SLCPI's processing problems of 1986 were fertile ground for immediate payback opportunities. The problems were real and the return on investment was quick and high. For example, lowering the transaction error rate through system validation and reporting techniques reduced the receivables balance and translated into significant savings. Likewise, eliminating a bottleneck of data entry by distributing the work from a central site to user areas reduced overtime demands. Project results could be defined in the short term, and there was a sense of achievement. Senior management could see results almost immediately. The poor perception of central MIS support was also firmly implanted and provided the impetus to bring systems and development in-house to SLCPI operations.
RESULTS AND FUTURE DIRECTIONS
SLCPI has successfully made the transition from a firm struggling to keep its doors open to one that is viable, profitable, and poised for future growth. The firm has supported a 15 percent annual rate of growth each year between 1986 and 1988 without adding additional support personnel, and it projects that it can handle at least three times the current transaction volume with minimal errors. In addition to accommodating industry growth, the organization has eliminated processing bottlenecks through the combination of changes in work flows and the simultaneous addition of automation. Structured, reliable information is now available to ensure monitoring of such things as backlogged transactions and to manage the firm's balance sheet. The product development cycle has also been significantly shortened, and new products are brought to market within one to two weeks of product definition. The formerly error-prone, tedious, and labor-intensive processing has been replaced by streamlined, redefined procedures and automated support tools. Overtime has been significantly reduced, transaction backlogs—once a primary concern to senior management—have been brought down to a manageable level, and aged receivables are no longer relevant.
SLCPI's systems installations have been both comprehensive and successful. The organization came from a point where it had limited systems support, no PC development, and no user-driven requirements. The organization shared a limited understanding of systems. Since then, more than 500 terminals across five separate local area networks have been installed and are in use. The major system development cycle from project inception to production (including both hardware and software) has typically been between 3 and 10 months.

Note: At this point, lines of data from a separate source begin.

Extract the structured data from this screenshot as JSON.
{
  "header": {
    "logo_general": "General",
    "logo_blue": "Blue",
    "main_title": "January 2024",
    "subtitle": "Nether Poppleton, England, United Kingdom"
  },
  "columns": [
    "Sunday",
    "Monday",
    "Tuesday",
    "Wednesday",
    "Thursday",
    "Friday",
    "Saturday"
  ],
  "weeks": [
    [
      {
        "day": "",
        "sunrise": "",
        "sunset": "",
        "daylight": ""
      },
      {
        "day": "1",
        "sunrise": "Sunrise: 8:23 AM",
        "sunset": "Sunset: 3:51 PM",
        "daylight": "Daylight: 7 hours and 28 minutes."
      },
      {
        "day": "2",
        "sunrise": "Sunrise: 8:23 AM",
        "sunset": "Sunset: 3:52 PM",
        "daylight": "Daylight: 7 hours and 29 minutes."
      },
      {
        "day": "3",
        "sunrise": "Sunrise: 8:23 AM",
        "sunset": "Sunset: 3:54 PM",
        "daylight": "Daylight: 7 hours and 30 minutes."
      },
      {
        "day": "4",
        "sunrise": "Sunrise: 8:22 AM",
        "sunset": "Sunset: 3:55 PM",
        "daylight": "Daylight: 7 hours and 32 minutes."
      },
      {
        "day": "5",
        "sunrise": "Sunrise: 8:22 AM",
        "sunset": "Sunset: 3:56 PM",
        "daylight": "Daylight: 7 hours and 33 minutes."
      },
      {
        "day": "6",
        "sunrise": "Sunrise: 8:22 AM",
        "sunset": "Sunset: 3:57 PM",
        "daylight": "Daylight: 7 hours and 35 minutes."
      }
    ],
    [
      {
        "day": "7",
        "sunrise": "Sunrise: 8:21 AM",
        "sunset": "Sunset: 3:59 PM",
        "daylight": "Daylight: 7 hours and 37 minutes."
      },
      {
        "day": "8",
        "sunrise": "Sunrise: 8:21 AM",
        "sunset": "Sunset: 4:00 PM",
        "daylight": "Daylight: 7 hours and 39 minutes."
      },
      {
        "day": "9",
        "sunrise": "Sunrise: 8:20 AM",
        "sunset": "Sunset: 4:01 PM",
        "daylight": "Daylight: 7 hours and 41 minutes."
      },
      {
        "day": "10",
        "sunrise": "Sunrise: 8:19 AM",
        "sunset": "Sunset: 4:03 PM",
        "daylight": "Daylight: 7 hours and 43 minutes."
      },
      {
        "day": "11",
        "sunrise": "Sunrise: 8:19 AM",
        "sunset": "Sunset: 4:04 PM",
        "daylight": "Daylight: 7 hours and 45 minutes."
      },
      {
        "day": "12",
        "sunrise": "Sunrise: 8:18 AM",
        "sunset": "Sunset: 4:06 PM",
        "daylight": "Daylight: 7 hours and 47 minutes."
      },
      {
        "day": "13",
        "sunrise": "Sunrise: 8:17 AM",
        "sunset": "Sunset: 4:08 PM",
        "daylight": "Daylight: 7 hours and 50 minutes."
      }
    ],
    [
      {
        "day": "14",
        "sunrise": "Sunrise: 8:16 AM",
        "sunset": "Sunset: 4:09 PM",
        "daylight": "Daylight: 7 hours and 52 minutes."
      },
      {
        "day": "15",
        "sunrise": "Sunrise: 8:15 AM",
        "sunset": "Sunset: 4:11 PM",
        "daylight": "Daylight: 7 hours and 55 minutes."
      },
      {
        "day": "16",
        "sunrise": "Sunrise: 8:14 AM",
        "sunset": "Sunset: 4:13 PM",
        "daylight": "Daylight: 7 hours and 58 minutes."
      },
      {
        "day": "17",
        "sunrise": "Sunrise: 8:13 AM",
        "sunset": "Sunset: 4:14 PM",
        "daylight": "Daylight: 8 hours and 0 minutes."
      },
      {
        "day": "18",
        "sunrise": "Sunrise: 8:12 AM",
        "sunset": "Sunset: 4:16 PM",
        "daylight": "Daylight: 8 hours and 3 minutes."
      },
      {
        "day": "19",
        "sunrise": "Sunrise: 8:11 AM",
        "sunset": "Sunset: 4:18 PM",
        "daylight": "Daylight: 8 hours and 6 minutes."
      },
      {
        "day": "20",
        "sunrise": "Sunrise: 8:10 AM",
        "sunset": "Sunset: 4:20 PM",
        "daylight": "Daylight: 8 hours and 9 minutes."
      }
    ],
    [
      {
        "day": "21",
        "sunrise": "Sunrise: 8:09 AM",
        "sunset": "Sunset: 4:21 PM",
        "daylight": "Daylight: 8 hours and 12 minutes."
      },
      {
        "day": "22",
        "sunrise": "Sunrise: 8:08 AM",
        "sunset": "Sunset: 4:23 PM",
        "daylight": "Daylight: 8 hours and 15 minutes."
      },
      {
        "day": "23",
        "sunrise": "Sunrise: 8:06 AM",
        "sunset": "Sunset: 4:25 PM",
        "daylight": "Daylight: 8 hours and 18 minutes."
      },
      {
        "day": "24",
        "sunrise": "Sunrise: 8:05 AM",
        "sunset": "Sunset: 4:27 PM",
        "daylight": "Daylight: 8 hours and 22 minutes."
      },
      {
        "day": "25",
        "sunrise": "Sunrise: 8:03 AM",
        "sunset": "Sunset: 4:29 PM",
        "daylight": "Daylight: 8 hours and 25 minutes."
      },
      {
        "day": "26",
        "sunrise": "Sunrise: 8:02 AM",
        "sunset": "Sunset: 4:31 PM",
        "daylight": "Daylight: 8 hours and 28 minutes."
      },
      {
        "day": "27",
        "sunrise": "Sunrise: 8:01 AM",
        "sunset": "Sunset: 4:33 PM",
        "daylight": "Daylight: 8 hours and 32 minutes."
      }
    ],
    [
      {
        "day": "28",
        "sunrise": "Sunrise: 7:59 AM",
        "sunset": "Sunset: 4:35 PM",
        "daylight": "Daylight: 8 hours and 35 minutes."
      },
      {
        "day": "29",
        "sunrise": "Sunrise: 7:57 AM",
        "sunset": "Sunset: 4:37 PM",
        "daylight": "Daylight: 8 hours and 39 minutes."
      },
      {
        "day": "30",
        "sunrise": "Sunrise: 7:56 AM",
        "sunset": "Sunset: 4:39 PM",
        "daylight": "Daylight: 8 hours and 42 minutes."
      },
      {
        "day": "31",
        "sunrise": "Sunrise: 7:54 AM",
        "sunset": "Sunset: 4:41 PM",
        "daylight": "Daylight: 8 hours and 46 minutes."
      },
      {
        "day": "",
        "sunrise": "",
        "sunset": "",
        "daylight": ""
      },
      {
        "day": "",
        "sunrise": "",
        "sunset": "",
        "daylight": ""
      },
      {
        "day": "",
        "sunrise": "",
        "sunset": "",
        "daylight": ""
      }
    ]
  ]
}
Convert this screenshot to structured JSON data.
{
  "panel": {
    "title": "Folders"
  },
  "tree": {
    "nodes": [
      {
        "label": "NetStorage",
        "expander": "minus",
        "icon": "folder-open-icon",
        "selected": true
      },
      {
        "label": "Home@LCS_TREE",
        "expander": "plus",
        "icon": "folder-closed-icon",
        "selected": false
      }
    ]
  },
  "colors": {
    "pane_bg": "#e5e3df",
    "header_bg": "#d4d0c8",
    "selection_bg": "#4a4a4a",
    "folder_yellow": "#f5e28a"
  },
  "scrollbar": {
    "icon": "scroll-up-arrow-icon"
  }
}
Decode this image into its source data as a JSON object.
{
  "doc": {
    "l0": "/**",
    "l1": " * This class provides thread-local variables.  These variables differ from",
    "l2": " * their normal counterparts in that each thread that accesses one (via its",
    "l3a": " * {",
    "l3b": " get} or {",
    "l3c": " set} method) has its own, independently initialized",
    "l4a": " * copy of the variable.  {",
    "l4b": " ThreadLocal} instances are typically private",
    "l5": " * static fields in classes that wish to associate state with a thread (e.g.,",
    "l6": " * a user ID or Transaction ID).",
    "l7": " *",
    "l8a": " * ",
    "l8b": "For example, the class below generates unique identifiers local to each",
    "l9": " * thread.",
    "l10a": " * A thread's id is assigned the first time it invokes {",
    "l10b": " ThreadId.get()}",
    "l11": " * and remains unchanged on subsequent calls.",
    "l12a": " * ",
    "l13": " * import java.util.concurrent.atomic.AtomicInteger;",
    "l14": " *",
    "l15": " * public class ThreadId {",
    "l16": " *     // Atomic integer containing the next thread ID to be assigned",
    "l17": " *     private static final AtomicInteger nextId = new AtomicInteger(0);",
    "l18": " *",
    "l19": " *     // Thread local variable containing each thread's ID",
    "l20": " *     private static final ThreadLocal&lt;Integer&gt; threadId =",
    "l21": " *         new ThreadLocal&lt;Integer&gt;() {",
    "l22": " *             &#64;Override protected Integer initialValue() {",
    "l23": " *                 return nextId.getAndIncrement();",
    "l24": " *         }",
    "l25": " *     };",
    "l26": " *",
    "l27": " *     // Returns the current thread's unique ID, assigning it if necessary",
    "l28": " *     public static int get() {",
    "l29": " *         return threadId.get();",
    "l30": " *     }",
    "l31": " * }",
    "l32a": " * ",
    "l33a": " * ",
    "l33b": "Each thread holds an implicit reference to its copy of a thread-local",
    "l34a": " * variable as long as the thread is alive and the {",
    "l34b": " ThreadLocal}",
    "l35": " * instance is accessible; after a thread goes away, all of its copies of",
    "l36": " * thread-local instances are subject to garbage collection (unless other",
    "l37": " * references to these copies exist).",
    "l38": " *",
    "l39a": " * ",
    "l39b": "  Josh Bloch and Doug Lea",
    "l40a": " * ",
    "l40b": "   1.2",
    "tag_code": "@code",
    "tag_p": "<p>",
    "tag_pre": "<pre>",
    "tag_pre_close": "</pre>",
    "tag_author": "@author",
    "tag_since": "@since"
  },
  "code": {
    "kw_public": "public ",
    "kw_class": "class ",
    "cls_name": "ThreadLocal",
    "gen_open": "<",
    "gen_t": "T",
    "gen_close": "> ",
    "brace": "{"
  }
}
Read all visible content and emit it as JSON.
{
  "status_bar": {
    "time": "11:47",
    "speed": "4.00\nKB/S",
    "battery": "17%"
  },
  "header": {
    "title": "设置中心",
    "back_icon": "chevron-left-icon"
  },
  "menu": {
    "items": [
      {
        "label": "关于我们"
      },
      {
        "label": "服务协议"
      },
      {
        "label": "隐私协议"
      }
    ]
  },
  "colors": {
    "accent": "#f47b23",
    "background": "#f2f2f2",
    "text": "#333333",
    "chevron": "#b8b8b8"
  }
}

SLCPI's general long-term direction is to move toward a completely electronic environment that provides high-quality, realtime information and is insensitive to daily fluctuations in volume. The microcomputer-based technology now installed provides a stable hardware platform on which to build the new applications and move them closer to the objective of total automation. SLCPI also has made considerable headway in exploring the potential of emerging technologies such as imaging, voice recognition, and artificial intelligence. It has approached the evaluation of these technologies in much the same way as when it began to use microcomputers. The firm is primarily concerned with business problems and how each proposed technology translates into a solution.